The reform has been popular there, sharply reducing the number of uninsured and decreasing the cost of insurance for those buying insurance without the help of their employers, according to a February report from the Pioneer Institute, a Massachusetts think tank. You can read its full report here.
But small businesses got socked with big premium increases in 2010, ranging as high 47 percent, according to the Boston Globe. And Columbia Journalism Review, a trade publication, highlighted a report showing low-income workers and their companies, such as home-health agencies, struggling mightily to buy insurance that’s affordable for them.
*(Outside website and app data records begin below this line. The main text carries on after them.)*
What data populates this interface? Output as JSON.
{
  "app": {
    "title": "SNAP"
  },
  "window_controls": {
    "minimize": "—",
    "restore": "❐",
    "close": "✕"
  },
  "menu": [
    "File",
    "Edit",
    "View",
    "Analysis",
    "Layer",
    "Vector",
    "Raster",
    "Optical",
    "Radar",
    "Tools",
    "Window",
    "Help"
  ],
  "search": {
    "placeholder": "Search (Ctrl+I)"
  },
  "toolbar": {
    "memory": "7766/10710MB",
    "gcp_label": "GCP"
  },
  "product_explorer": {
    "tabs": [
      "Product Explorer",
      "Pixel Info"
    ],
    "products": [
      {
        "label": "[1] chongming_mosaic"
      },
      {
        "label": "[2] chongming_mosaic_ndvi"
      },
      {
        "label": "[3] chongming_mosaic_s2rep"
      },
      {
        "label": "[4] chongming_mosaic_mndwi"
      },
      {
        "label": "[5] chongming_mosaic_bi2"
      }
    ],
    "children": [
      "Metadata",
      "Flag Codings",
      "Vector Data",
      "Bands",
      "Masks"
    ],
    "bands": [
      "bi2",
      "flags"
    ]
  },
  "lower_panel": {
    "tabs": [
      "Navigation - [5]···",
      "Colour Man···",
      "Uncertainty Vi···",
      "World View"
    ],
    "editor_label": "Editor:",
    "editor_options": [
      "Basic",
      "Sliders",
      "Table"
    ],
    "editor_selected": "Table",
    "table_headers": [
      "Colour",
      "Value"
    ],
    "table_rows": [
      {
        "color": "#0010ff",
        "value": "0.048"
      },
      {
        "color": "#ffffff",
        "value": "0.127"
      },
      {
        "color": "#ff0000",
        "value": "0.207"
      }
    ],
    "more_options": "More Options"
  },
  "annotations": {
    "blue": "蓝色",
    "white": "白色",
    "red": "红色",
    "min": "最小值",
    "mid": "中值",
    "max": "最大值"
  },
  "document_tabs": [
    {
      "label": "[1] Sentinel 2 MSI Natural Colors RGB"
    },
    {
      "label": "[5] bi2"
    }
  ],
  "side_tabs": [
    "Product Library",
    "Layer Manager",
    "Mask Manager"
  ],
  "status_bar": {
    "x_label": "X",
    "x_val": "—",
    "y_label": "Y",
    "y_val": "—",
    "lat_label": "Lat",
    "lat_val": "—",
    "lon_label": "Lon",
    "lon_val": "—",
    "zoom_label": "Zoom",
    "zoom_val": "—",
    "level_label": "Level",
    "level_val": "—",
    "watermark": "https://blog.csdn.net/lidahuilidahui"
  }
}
That article is here.
In addition, the amount spent on health care services in Massachusetts is still 32-percent higher than the national average, and growing faster, according to the Massachusetts Divisions of Health Care Finance and Policy.
Gov. Deval Patrick, concerned about those costs and revelations of exorbitant prices demanded by Partners HealthCare System in Boston, asked the Massachusetts Legislature to give him the authority to control prices by rejecting health care providers’ price increases if they were faster than the overall rate of medical inflation.
WellPoint CEO Angela Braly has defended her company’s recent premium hikes for individual customers—which average 21 percent in Indiana and 25 percent in California—by blaming the ever-rising cost of care provided by doctors and hospitals.
“The increases in premium costs are driven by prices charges by clinicians, hospitals, medical-device manufacturers, pharmaceutical companies and other suppliers in health care that are accelerating much faster than general inflation,” Braly told Congress on Feb. 24.